What is ceilidh?
Ceilidh is a Gaelic term common to Scottish, Irish and emigrant communities. The word means ‘a visit’. The original ceilidh could be a pre-arranged or spontaneous social gathering of family and friends. Customarily a ceilidh would take place after sunset, particularly during winter months. In the winter the short days meant that there were limited hours for outside work.
In rural traditions communities there would be a cottage called a taighean ceilidh (a visiting house). The occupant would typically be a shanachie (storyteller), a singer and keeper of traditional knowledge. They would keep legendary tales alive, and hand down the oral tradition to successive generations. An evening could include poetry, stories, dancing, proverbs, riddles, jokes and songs. Music would be played on pipes, fiddle or accordion. The evening would generally culminate in a dance.

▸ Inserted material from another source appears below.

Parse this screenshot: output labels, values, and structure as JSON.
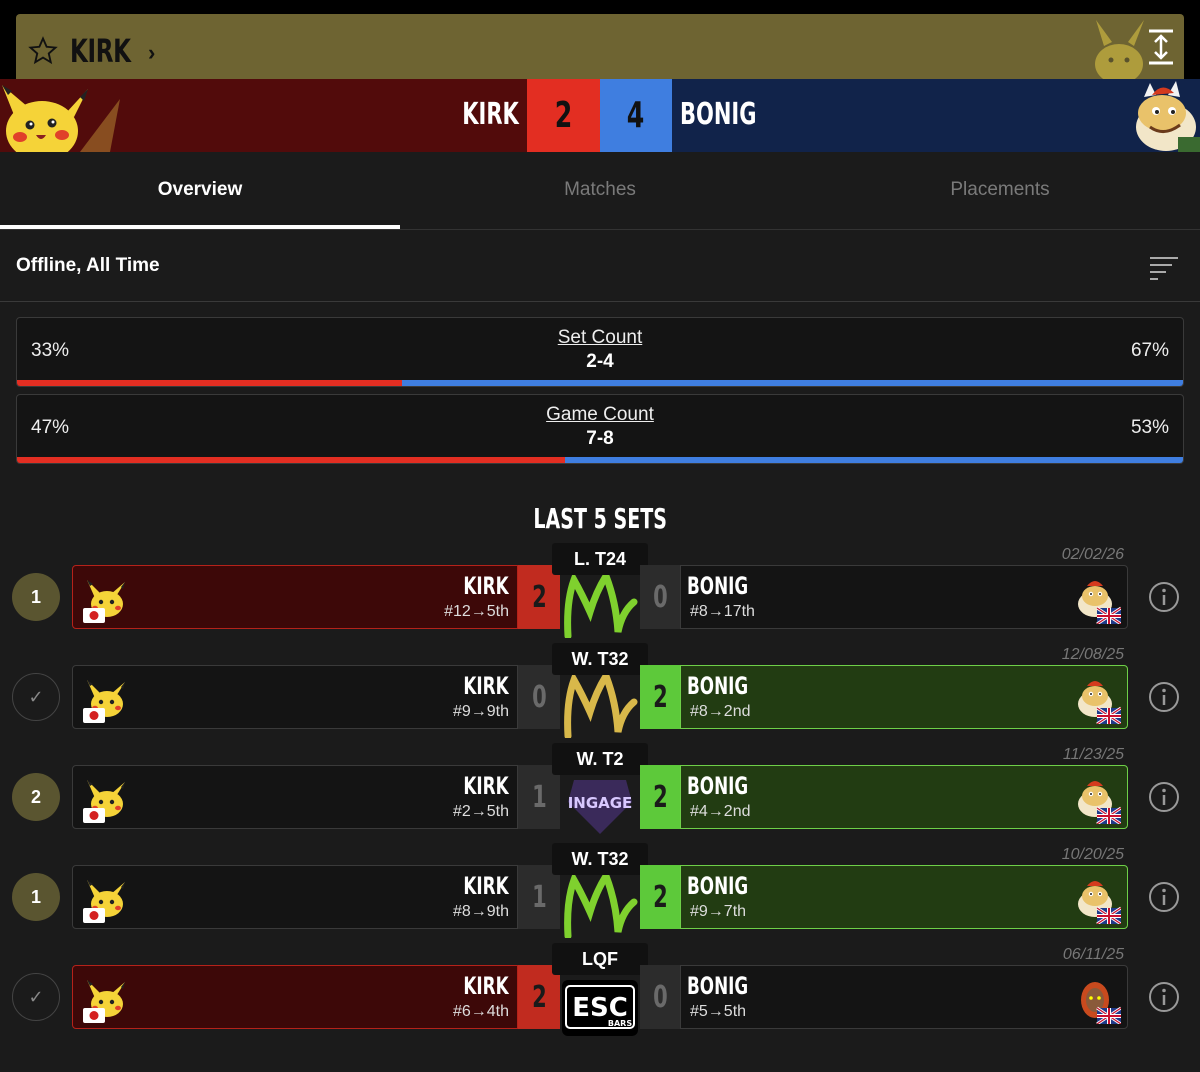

Major events such as weddings, births, deaths, would be celebrated with song. The rhythm of song was also an accompaniment to all kinds of work. An old Gaelic proverb states, “The end of the world will come, but love and music will live forever.”
With increasing urbanisation the social gathering became more formalised, and moved into community halls.
Throughout the 1920s there was much shared tradition between Scotland and Ireland. The term ceilidh implies dancing. A ceilidh gathering is often called a ‘ceilidh dance.’ Dancing takes place to the accompaniment of jigs (a lively folk dance most often in 6/8 time) and reels (a folk dance typically in 2/4 time). Jigs and reels are often played as medleys of tunes in a ‘set’.
What is a ceilidh dance?
A ceilidh dance comprises a variety of dances, which can include traditional dances, old-time dances – even a waltz and quickstep can be included.
Who can ceilidh dance?
Anyone can ceilidh dance; all age groups. Even those with little dancing experience or skill can join in. Most ceilidh dances have a repeated 16 or 32 bar sequence. This makes a ceilidh dance fairly easy to learn. They can be danced with a minimal amount of tuition. A caller guides the dancers through the steps.
According to David and May Ewart, “Young people discover that in ceilidh there is life after disco, and ‘mature movers’ are attracted by the nice-and-easy appeal of this form of dance, as well as by it’s social aspects.” Scottish Ceilidh Dancing, 1996, Introduction.
Ceilidh dances are a popular for parties and weddings and fun way that people can get together.
Pastiche, a ceilidh band based in South East England, perform some popular ceilidh dances such as:
Dashing White Sergeant – one of the preeminent ceilidh dances.
Gay Gordons – a lively, popular party dance.
Circassian Circle – a 32 bar jig danced in a circle. There are numerous variations to this dance.
Strip the Willow – an all age dance popular in schools and at weddings. It is a 32 bar jig danced in a circle.